BEGIN MATERIAL SHOWN

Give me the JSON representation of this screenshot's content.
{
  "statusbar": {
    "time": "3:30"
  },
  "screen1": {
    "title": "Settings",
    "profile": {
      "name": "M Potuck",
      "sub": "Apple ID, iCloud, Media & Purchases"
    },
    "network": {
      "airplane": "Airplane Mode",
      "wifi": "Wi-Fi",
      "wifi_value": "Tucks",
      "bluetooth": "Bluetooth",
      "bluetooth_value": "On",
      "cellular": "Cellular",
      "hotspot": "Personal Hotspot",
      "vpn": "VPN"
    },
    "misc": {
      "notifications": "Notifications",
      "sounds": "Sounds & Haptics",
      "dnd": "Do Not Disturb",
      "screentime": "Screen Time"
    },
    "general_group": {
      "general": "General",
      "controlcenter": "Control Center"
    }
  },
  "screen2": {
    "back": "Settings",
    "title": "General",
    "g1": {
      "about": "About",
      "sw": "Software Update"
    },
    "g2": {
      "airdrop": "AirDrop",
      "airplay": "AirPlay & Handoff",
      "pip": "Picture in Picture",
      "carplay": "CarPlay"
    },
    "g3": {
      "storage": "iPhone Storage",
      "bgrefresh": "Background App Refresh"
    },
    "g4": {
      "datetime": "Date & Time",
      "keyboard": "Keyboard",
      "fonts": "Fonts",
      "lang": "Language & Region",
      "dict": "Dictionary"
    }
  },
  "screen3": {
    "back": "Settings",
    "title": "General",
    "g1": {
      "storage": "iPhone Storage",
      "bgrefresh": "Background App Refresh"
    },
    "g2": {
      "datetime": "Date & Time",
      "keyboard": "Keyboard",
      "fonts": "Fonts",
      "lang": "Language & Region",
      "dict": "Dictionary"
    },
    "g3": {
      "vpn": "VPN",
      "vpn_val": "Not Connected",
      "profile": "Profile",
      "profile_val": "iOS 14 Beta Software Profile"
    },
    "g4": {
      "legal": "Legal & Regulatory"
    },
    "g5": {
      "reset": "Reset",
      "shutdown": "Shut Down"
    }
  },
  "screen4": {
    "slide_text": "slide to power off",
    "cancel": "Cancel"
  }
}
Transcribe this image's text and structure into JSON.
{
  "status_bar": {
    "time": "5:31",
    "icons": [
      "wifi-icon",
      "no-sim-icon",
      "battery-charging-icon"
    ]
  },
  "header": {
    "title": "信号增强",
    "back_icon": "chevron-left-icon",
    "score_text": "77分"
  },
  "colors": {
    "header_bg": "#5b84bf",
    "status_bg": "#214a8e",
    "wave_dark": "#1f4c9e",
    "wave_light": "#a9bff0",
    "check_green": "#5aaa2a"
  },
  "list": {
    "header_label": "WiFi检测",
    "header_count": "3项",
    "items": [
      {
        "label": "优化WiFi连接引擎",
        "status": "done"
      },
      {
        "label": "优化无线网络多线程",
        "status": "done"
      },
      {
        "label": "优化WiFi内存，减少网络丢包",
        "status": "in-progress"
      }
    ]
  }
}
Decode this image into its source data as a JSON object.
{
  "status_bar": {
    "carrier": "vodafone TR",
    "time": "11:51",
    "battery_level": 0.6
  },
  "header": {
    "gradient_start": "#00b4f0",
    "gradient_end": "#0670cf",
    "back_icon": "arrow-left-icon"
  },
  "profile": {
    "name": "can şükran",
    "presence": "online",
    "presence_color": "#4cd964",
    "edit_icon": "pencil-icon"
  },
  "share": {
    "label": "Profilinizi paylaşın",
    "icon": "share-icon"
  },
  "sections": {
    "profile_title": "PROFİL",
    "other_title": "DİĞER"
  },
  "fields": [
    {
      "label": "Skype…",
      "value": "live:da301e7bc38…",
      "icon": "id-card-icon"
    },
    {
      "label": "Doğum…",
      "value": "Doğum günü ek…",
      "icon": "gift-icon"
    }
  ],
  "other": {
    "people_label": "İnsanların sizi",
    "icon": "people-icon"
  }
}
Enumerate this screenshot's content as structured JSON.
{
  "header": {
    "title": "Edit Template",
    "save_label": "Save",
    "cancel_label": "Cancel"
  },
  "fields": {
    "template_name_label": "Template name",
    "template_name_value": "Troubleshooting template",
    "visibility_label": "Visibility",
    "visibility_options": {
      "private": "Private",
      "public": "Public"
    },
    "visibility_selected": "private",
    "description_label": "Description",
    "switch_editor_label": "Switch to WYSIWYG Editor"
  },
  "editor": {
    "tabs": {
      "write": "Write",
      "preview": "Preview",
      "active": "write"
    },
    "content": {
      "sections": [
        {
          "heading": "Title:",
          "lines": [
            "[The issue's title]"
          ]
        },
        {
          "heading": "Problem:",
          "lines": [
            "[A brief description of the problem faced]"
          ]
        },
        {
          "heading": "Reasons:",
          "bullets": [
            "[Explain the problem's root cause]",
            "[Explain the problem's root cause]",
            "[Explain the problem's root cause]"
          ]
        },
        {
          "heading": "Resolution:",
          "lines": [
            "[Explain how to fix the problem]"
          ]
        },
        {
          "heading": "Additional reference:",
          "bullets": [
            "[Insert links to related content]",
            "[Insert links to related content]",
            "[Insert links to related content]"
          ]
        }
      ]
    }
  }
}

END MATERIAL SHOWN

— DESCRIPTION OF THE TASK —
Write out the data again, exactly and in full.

— SOLUTION FOR THIS PROBLEM —
Give me the JSON representation of this screenshot's content.
{
  "statusbar": {
    "time": "3:30"
  },
  "screen1": {
    "title": "Settings",
    "profile": {
      "name": "M Potuck",
      "sub": "Apple ID, iCloud, Media & Purchases"
    },
    "network": {
      "airplane": "Airplane Mode",
      "wifi": "Wi-Fi",
      "wifi_value": "Tucks",
      "bluetooth": "Bluetooth",
      "bluetooth_value": "On",
      "cellular": "Cellular",
      "hotspot": "Personal Hotspot",
      "vpn": "VPN"
    },
    "misc": {
      "notifications": "Notifications",
      "sounds": "Sounds & Haptics",
      "dnd": "Do Not Disturb",
      "screentime": "Screen Time"
    },
    "general_group": {
      "general": "General",
      "controlcenter": "Control Center"
    }
  },
  "screen2": {
    "back": "Settings",
    "title": "General",
    "g1": {
      "about": "About",
      "sw": "Software Update"
    },
    "g2": {
      "airdrop": "AirDrop",
      "airplay": "AirPlay & Handoff",
      "pip": "Picture in Picture",
      "carplay": "CarPlay"
    },
    "g3": {
      "storage": "iPhone Storage",
      "bgrefresh": "Background App Refresh"
    },
    "g4": {
      "datetime": "Date & Time",
      "keyboard": "Keyboard",
      "fonts": "Fonts",
      "lang": "Language & Region",
      "dict": "Dictionary"
    }
  },
  "screen3": {
    "back": "Settings",
    "title": "General",
    "g1": {
      "storage": "iPhone Storage",
      "bgrefresh": "Background App Refresh"
    },
    "g2": {
      "datetime": "Date & Time",
      "keyboard": "Keyboard",
      "fonts": "Fonts",
      "lang": "Language & Region",
      "dict": "Dictionary"
    },
    "g3": {
      "vpn": "VPN",
      "vpn_val": "Not Connected",
      "profile": "Profile",
      "profile_val": "iOS 14 Beta Software Profile"
    },
    "g4": {
      "legal": "Legal & Regulatory"
    },
    "g5": {
      "reset": "Reset",
      "shutdown": "Shut Down"
    }
  },
  "screen4": {
    "slide_text": "slide to power off",
    "cancel": "Cancel"
  }
}
Transcribe this image's text and structure into JSON.
{
  "status_bar": {
    "time": "5:31",
    "icons": [
      "wifi-icon",
      "no-sim-icon",
      "battery-charging-icon"
    ]
  },
  "header": {
    "title": "信号增强",
    "back_icon": "chevron-left-icon",
    "score_text": "77分"
  },
  "colors": {
    "header_bg": "#5b84bf",
    "status_bg": "#214a8e",
    "wave_dark": "#1f4c9e",
    "wave_light": "#a9bff0",
    "check_green": "#5aaa2a"
  },
  "list": {
    "header_label": "WiFi检测",
    "header_count": "3项",
    "items": [
      {
        "label": "优化WiFi连接引擎",
        "status": "done"
      },
      {
        "label": "优化无线网络多线程",
        "status": "done"
      },
      {
        "label": "优化WiFi内存，减少网络丢包",
        "status": "in-progress"
      }
    ]
  }
}
Decode this image into its source data as a JSON object.
{
  "status_bar": {
    "carrier": "vodafone TR",
    "time": "11:51",
    "battery_level": 0.6
  },
  "header": {
    "gradient_start": "#00b4f0",
    "gradient_end": "#0670cf",
    "back_icon": "arrow-left-icon"
  },
  "profile": {
    "name": "can şükran",
    "presence": "online",
    "presence_color": "#4cd964",
    "edit_icon": "pencil-icon"
  },
  "share": {
    "label": "Profilinizi paylaşın",
    "icon": "share-icon"
  },
  "sections": {
    "profile_title": "PROFİL",
    "other_title": "DİĞER"
  },
  "fields": [
    {
      "label": "Skype…",
      "value": "live:da301e7bc38…",
      "icon": "id-card-icon"
    },
    {
      "label": "Doğum…",
      "value": "Doğum günü ek…",
      "icon": "gift-icon"
    }
  ],
  "other": {
    "people_label": "İnsanların sizi",
    "icon": "people-icon"
  }
}
Enumerate this screenshot's content as structured JSON.
{
  "header": {
    "title": "Edit Template",
    "save_label": "Save",
    "cancel_label": "Cancel"
  },
  "fields": {
    "template_name_label": "Template name",
    "template_name_value": "Troubleshooting template",
    "visibility_label": "Visibility",
    "visibility_options": {
      "private": "Private",
      "public": "Public"
    },
    "visibility_selected": "private",
    "description_label": "Description",
    "switch_editor_label": "Switch to WYSIWYG Editor"
  },
  "editor": {
    "tabs": {
      "write": "Write",
      "preview": "Preview",
      "active": "write"
    },
    "content": {
      "sections": [
        {
          "heading": "Title:",
          "lines": [
            "[The issue's title]"
          ]
        },
        {
          "heading": "Problem:",
          "lines": [
            "[A brief description of the problem faced]"
          ]
        },
        {
          "heading": "Reasons:",
          "bullets": [
            "[Explain the problem's root cause]",
            "[Explain the problem's root cause]",
            "[Explain the problem's root cause]"
          ]
        },
        {
          "heading": "Resolution:",
          "lines": [
            "[Explain how to fix the problem]"
          ]
        },
        {
          "heading": "Additional reference:",
          "bullets": [
            "[Insert links to related content]",
            "[Insert links to related content]",
            "[Insert links to related content]"
          ]
        }
      ]
    }
  }
}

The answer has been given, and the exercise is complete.